3 years ago today, my Dad died. He died, as most people reading this will probably already know, from Motor Neurone Disease, a progressive disease that attacks the motor neurones, or nerves, in the brain and spinal cord.
For my Dad, this meant losing his voice in 2010, his ability to eat and drink normally in 2011, his ability to move independently in 2012 and his life in 2013.
As hideous as this was to watch for me, my younger brothers and sister, my Mum and the rest of my family, there were things that made it a little more bearable.
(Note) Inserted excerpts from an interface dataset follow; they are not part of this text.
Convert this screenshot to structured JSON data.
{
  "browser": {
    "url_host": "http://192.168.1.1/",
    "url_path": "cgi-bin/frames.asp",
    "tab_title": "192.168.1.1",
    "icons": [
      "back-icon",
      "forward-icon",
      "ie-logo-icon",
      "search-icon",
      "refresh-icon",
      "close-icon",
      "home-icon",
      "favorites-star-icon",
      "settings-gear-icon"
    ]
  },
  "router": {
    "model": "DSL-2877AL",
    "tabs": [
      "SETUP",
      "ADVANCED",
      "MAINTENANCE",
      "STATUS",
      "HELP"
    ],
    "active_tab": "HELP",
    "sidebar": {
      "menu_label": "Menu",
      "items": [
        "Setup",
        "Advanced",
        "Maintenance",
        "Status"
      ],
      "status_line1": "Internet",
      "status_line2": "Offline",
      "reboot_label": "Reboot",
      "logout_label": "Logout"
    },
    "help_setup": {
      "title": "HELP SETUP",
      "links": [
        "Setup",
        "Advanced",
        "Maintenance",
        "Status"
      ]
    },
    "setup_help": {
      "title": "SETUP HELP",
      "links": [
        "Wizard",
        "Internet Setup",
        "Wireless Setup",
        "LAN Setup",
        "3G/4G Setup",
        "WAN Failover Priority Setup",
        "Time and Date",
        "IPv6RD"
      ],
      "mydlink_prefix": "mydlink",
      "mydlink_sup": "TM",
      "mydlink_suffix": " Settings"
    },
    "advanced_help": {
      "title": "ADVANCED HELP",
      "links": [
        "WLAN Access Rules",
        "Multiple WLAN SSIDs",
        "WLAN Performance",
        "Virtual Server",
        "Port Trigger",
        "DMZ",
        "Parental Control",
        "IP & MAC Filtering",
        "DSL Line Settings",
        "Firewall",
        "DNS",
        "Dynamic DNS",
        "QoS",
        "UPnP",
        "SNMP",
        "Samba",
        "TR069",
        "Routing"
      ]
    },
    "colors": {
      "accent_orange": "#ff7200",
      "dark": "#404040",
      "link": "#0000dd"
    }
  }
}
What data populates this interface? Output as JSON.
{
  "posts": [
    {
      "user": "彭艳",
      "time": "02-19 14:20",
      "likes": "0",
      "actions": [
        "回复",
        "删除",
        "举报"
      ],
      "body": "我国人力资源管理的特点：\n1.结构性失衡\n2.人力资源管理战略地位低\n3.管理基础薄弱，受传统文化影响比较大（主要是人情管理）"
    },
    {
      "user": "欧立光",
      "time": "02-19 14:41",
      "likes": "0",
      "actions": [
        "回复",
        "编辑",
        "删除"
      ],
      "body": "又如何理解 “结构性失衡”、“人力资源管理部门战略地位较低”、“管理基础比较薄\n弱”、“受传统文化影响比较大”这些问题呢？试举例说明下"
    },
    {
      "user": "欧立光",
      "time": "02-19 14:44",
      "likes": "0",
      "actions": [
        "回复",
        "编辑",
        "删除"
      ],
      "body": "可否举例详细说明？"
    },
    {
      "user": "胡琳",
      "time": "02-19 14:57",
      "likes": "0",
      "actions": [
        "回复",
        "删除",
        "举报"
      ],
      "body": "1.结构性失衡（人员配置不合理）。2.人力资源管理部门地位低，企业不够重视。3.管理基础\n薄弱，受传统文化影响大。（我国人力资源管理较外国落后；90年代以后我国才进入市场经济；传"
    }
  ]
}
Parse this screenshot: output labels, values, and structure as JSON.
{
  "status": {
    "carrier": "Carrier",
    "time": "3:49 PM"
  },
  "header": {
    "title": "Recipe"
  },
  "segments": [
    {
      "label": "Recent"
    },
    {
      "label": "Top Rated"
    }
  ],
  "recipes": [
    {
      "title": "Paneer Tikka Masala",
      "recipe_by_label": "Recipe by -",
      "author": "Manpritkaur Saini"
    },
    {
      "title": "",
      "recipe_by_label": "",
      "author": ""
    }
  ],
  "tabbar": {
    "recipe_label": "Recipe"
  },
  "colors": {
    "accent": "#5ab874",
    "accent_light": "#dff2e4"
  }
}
For example, the MND West Yorkshire branch provided my Dad with an iPhone when he first lost his voice, which he used to type what he wanted to say, and an app would speak on his behalf.
Another thing that made things a little easier was some of the care he received – he had a fantastic GP. Ultimately, what made most of it bearable was Dad’s attitude, especially in the first 3 years of his diagnosis from 2009, when he would continue playing 2 rounds of golf a day, and finishing off with a couple of pints through his PEG tube.
However, towards the end, when things were pretty rough, Dad couldn’t communicate with us using his phone or his iPad, and we waited to hopefully receive a piece of equipment called an Eye Gaze, which Dad could have used to communicate with us, rather than us asking a million questions and waiting for a thumbs up to say whether we were on the right lines or not.
We got the go ahead for an Eye Gaze eventually – in the week after Dad died. That meant my Dad died without being able to speak with us properly for months. We didn’t know his final wishes. We didn’t know how much pain he was in. He couldn’t tell us what he felt, or what he wanted, and this fact has haunted me ever since.
To mark the 3rd anniversary of his death, I would like to really focus on MND’s latest campaign, Champion the Charter. The campaign builds on the success of the Charter which was signed by over 33,000 individuals and was presented to Downing Street last summer. The campaign aims to get more councils adopting the charter, which aims to ensure that people with MND and their carers receive the right care, in the right place, at the right time, live the highest quality of life possible and achieve dignity in death.
The progress made in the last 3 years has been phenomenal, and it is highly likely that if my Dad was around today and needing an Eye Gaze, he may well have received one before his death – I cannot explain how incredible that would have been.
Please, please take 5 minutes to drop an email to your local councillor about the Charter. It’s so easy, as the MND Association have set out all you need here including email templates and other materials.
It would be a fantastic legacy for all those who have died from MND without the right care and equipment, to ensure that others don’t suffer this indignity in the future. Please get in touch if you have any questions and I can point you in the right direction.
Missing you every day, Dad, but particularly today. I’ll have a Crabbies for you later on!